- I’m sure they put a lot of effort into it, but I think the live lessons are just silly and not useful. Whenever I watched them, the teacher was usually just doing something arbitrary, and I didn’t see much value in them.
- As with GuitarTricks, some of the older lessons should be reshot. There is too big of a gap between the quality of lessons they release today vs the ones from a few years ago.
- The video player doesn’t let me fast forward to a point of the lesson that hasn’t been downloaded by the player yet. Hopefully they get this fixed, it’s frustrating.
Each lesson has a comments section, where you can post your comment and the instructor will generally reply. Artist-instructors don’t reply.
Also, there is the live session thing JamPlay has, which I don’t really like, but you can chat with the instructor in real time. He/she may or may not reply, since other people are writing him at the same time.
If you need a refund, you gotta be quick, you have 7 days to ask for it from the day of your original payment.
So basically you have a week to test drive JamPlay, which isn’t much actually, given the amount of content they have and the amount of time an average adult can dedicate to playing guitar per week.
Yes, JamPlay has discount codes which you can use to save a few bucks off their membership prices.
So which site is better?
Objectively speaking, I would say that GuitarTricks is better for learning guitar.

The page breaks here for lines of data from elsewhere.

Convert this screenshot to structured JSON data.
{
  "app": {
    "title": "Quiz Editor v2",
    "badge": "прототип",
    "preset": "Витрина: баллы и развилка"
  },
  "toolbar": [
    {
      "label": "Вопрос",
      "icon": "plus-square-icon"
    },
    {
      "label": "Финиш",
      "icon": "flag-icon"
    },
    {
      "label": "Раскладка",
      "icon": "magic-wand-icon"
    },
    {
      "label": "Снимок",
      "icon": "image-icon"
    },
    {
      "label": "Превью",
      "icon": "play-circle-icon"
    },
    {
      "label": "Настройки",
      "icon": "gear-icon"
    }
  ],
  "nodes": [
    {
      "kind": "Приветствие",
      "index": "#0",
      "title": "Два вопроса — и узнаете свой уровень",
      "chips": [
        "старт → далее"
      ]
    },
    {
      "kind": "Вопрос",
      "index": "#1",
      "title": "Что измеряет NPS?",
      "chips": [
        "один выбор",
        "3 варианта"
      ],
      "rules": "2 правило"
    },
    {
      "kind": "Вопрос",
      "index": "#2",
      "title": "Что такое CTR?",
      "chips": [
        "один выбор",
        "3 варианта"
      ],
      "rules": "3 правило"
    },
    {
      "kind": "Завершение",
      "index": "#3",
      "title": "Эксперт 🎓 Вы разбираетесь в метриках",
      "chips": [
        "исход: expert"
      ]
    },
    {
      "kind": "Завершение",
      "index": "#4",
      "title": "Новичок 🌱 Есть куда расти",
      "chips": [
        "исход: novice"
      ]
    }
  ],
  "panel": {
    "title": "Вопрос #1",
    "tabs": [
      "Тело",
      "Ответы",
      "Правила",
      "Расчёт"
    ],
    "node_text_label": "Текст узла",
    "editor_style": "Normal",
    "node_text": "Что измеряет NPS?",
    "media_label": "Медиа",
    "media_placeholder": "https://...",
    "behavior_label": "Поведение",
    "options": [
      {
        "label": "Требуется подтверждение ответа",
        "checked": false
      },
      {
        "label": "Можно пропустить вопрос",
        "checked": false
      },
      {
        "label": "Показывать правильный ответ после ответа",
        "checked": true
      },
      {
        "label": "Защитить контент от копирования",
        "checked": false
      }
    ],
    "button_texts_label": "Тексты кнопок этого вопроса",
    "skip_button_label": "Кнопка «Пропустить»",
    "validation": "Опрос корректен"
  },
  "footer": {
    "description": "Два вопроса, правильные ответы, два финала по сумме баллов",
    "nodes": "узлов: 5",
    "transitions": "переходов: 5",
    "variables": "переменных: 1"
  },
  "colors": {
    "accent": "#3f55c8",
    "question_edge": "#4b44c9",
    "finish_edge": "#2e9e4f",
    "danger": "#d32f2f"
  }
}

Some may agree, some not. Read my reasoning below, and leave a comment if you agree/disagree.
The reason why I think GuitarTricks is the winner versus JamPlay, is because:
- Most video lessons and guitar tools are downloadable, which is nice when you’re not connected to the Internet. You can’t download song lessons due to licensing issues.
- Longer refund period, so you have more time to evaluate it and see if you like it.
- A bit cheaper, just by a few dollars, but that may make a difference to some.
- NEW: Check out the new GuitarTricks.com Free Trial Membership for 14 days, where you’ll get access to all lessons and tools on GuitarTricks.com for $0.
But than again, JamPlay does have a cool scale library tool (which is great for intermediate-advanced players), the production quality of JamPlay videos is generally higher (the educational value is about the same), and they release more new lessons and mini courses in different genres for intermediate-advanced guitarists, which might make them a better choice if you’re an established player.
You be the judge, take your pick. You could even sign up to test both, and just get a refund from the one you’re least satisfied with.